Print all of the data exactly, but drop the pictures.

Website and app data records:
☆ ☆ ☆ ☆
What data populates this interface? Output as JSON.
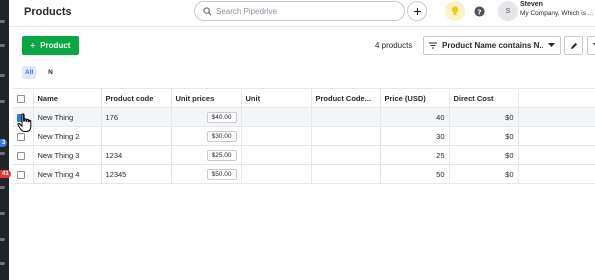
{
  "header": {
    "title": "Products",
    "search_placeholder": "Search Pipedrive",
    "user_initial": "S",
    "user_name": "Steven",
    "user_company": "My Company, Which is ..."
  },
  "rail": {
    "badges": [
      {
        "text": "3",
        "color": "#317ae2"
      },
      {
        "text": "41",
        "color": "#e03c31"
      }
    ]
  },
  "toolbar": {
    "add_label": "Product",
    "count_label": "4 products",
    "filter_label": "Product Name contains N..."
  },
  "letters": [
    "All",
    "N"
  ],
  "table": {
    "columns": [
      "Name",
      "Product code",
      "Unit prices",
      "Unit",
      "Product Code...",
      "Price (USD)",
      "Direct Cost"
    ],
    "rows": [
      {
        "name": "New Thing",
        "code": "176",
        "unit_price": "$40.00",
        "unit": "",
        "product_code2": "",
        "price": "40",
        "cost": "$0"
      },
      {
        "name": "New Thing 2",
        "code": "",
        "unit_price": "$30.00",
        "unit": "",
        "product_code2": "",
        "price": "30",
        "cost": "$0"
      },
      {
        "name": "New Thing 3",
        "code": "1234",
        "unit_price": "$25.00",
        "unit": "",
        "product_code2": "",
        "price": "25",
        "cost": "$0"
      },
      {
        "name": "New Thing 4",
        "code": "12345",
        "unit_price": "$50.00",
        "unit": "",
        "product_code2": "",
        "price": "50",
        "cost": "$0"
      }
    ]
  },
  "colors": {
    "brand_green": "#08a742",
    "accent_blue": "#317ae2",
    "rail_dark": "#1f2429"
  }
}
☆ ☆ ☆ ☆
Output for this exercise —
What data populates this interface? Output as JSON.
{
  "header": {
    "title": "Products",
    "search_placeholder": "Search Pipedrive",
    "user_initial": "S",
    "user_name": "Steven",
    "user_company": "My Company, Which is ..."
  },
  "rail": {
    "badges": [
      {
        "text": "3",
        "color": "#317ae2"
      },
      {
        "text": "41",
        "color": "#e03c31"
      }
    ]
  },
  "toolbar": {
    "add_label": "Product",
    "count_label": "4 products",
    "filter_label": "Product Name contains N..."
  },
  "letters": [
    "All",
    "N"
  ],
  "table": {
    "columns": [
      "Name",
      "Product code",
      "Unit prices",
      "Unit",
      "Product Code...",
      "Price (USD)",
      "Direct Cost"
    ],
    "rows": [
      {
        "name": "New Thing",
        "code": "176",
        "unit_price": "$40.00",
        "unit": "",
        "product_code2": "",
        "price": "40",
        "cost": "$0"
      },
      {
        "name": "New Thing 2",
        "code": "",
        "unit_price": "$30.00",
        "unit": "",
        "product_code2": "",
        "price": "30",
        "cost": "$0"
      },
      {
        "name": "New Thing 3",
        "code": "1234",
        "unit_price": "$25.00",
        "unit": "",
        "product_code2": "",
        "price": "25",
        "cost": "$0"
      },
      {
        "name": "New Thing 4",
        "code": "12345",
        "unit_price": "$50.00",
        "unit": "",
        "product_code2": "",
        "price": "50",
        "cost": "$0"
      }
    ]
  },
  "colors": {
    "brand_green": "#08a742",
    "accent_blue": "#317ae2",
    "rail_dark": "#1f2429"
  }
}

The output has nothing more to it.